When it came time to look for a publisher for my first novel, Dolls Behaving Badly, I had no doubt that I’d go the traditional route. I was working as a journalist at the time and every few days the UPS man would bring in a box of books for review. I’d sit at my desk, barely able to contain myself. Browsing through those books, so new, so untouched, was the highlight of my week. I loved the feel of the bindings, loved opening the first pages and reading the dedications, the acknowledgments, loved turning to the first chapter and not knowing how the voice would sound, if it would be lyrical and lovely or brisk and matter-of-fact.
In my mind, traditional publishing was the only way to go. I wanted the verification, the approval. I wanted to know that editors in New York (who all wore, I was sure, expensive shoes and sleek, tailored suits) were impressed by my writing, and my book. I wanted to feel as if I had made it.
Dolls Behaving Badly released last week through New York based Grand Central Books/Hachette Book Group. I have the verification, the approval, and though I’ve never met her, I imagine my editor wears expensive shoes and wears smart dark suits.
Yet, looking back, the whole process hasn’t been as seamless as expected. My book is out, yes, but the world isn’t mine. My life is basically the same. Except that now I must promote my book. And that means competing with self-published authors who have the freedom to set prices as they see fit.
Indie on the rise
Years ago, self-published books were viewed as a last resort for people without the writing or story skills to nab a traditional publisher, and most books were badly edited, badly written and badly produced.
That’s changed, however, and the past few years have seen since more self-published books hitting the New York Times bestseller list. In fact, one weekend last summer saw four independent authors snag seven New York Times bestseller spots.
Self-publishing is no longer reserved for old ladies writing their memoirs or housewives penning poetry about flowers and trees. Authors are producing professionally edited books with slick covers and clever marketing campaigns, and they’re edging ahead of higher priced traditionally published books.
This hurts. I know. My book sells for around $14 in bookstores and $10 for eBook format.
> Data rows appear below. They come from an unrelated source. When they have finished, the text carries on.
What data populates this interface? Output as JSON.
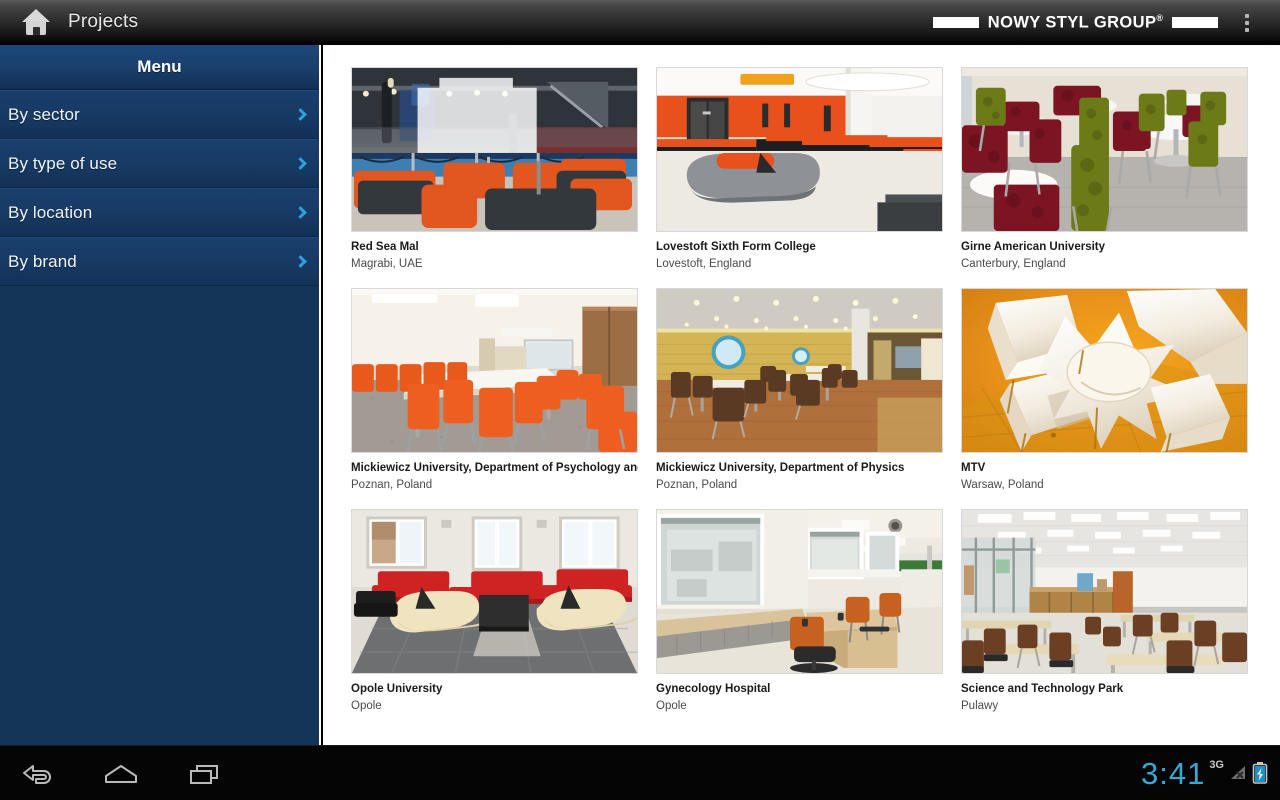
{
  "topbar": {
    "home_icon": "home-icon",
    "title": "Projects",
    "logo_text": "NOWY STYL GROUP",
    "logo_registered": "®",
    "overflow_icon": "overflow-menu-icon"
  },
  "sidebar": {
    "header": "Menu",
    "items": [
      {
        "label": "By sector",
        "icon": "chevron-right-icon"
      },
      {
        "label": "By type of use",
        "icon": "chevron-right-icon"
      },
      {
        "label": "By location",
        "icon": "chevron-right-icon"
      },
      {
        "label": "By brand",
        "icon": "chevron-right-icon"
      }
    ]
  },
  "projects": [
    {
      "title": "Red Sea Mal",
      "location": "Magrabi, UAE",
      "image": "mall-fountain-lounge"
    },
    {
      "title": "Lovestoft Sixth Form College",
      "location": "Lovestoft, England",
      "image": "college-orange-lounge"
    },
    {
      "title": "Girne American University",
      "location": "Canterbury, England",
      "image": "university-cafeteria-chairs"
    },
    {
      "title": "Mickiewicz University, Department of Psychology and",
      "location": "Poznan, Poland",
      "image": "conference-room-orange-chairs"
    },
    {
      "title": "Mickiewicz University, Department of Physics",
      "location": "Poznan, Poland",
      "image": "atrium-wooden-floor"
    },
    {
      "title": "MTV",
      "location": "Warsaw, Poland",
      "image": "mtv-white-sculptural-seating"
    },
    {
      "title": "Opole University",
      "location": "Opole",
      "image": "lobby-red-benches"
    },
    {
      "title": "Gynecology Hospital",
      "location": "Opole",
      "image": "hospital-office-windows"
    },
    {
      "title": "Science and Technology Park",
      "location": "Pulawy",
      "image": "lecture-hall-desks"
    }
  ],
  "navbar": {
    "back_icon": "back-arrow-icon",
    "home_icon": "home-outline-icon",
    "recents_icon": "recent-apps-icon",
    "clock": "3:41",
    "network": "3G",
    "signal_icon": "signal-no-service-icon",
    "battery_icon": "battery-charging-icon"
  },
  "colors": {
    "sidebar_bg": "#143458",
    "menu_item_bg": "#173a64",
    "chevron": "#2f9fe0",
    "clock": "#3aa7d4",
    "topbar_bg": "#2c2c2c",
    "content_bg": "#ffffff"
  }
}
That’s reasonable, or used to be reasonable.
Yet, I’m an unknown author and while there’s a good chance of people picking up my novel in a bookstore, there’s less chance of that same person buying it online for $10 when there are hosts of others selling for $5.99 and less.
Like all of us, readers want a bargain. They want a good read, yes, but they want to spend a reasonable price. They want to feel as if they’ve made a smart choice. They want to feel smart. We all do. Yet how smart is it to spend twice as much for one book than another?
Good news, bad news
The price differential between indie and traditional books is bad news for authors backed by publishing houses. The good news is that traditional publishers offer invaluable information and support when it comes to promotion. I’ve been lucky enough to garner positive reviews from Publisher’s Weekly, Kirkus Review, Booklist and Library Journal Review. The weight of these reviews, along with the reputation of an established publishing house, could take me far.
Could, that is.
When it comes down to it, we are all, traditional and self-published authors alike, fighting against thousands of other authors and thousands of other books for readers. It’s a daunting process, and many of us will lose.
Years ago Mark Doty gave a talk at my graduate school. He looked around at the forty or so of us gathered in that room and said (and here I paraphrase): “Only one of you will make it. It won’t be the best writer, but the most determined.”
This, I believe, holds true for post-publication authors as well.
Cinthia Ritchie is a former journalist who lives and runs mountains and marathons in Alaska. Her work can be found at New York Times Magazine, Sport Literate, Water-Stone Review, Under the Sun, Memoir, damselfly press, Slow Trains, 42opus, Evening Street Review and over 45 literary magazines. Her first novel, Dolls Behaving Badly, released Feb. 5 from Grand Central Publishing/Hachette Book Group.
Next week, I’ll be blogging about how my daughter and I made headline news around the world and my family’s connection to the Titanic.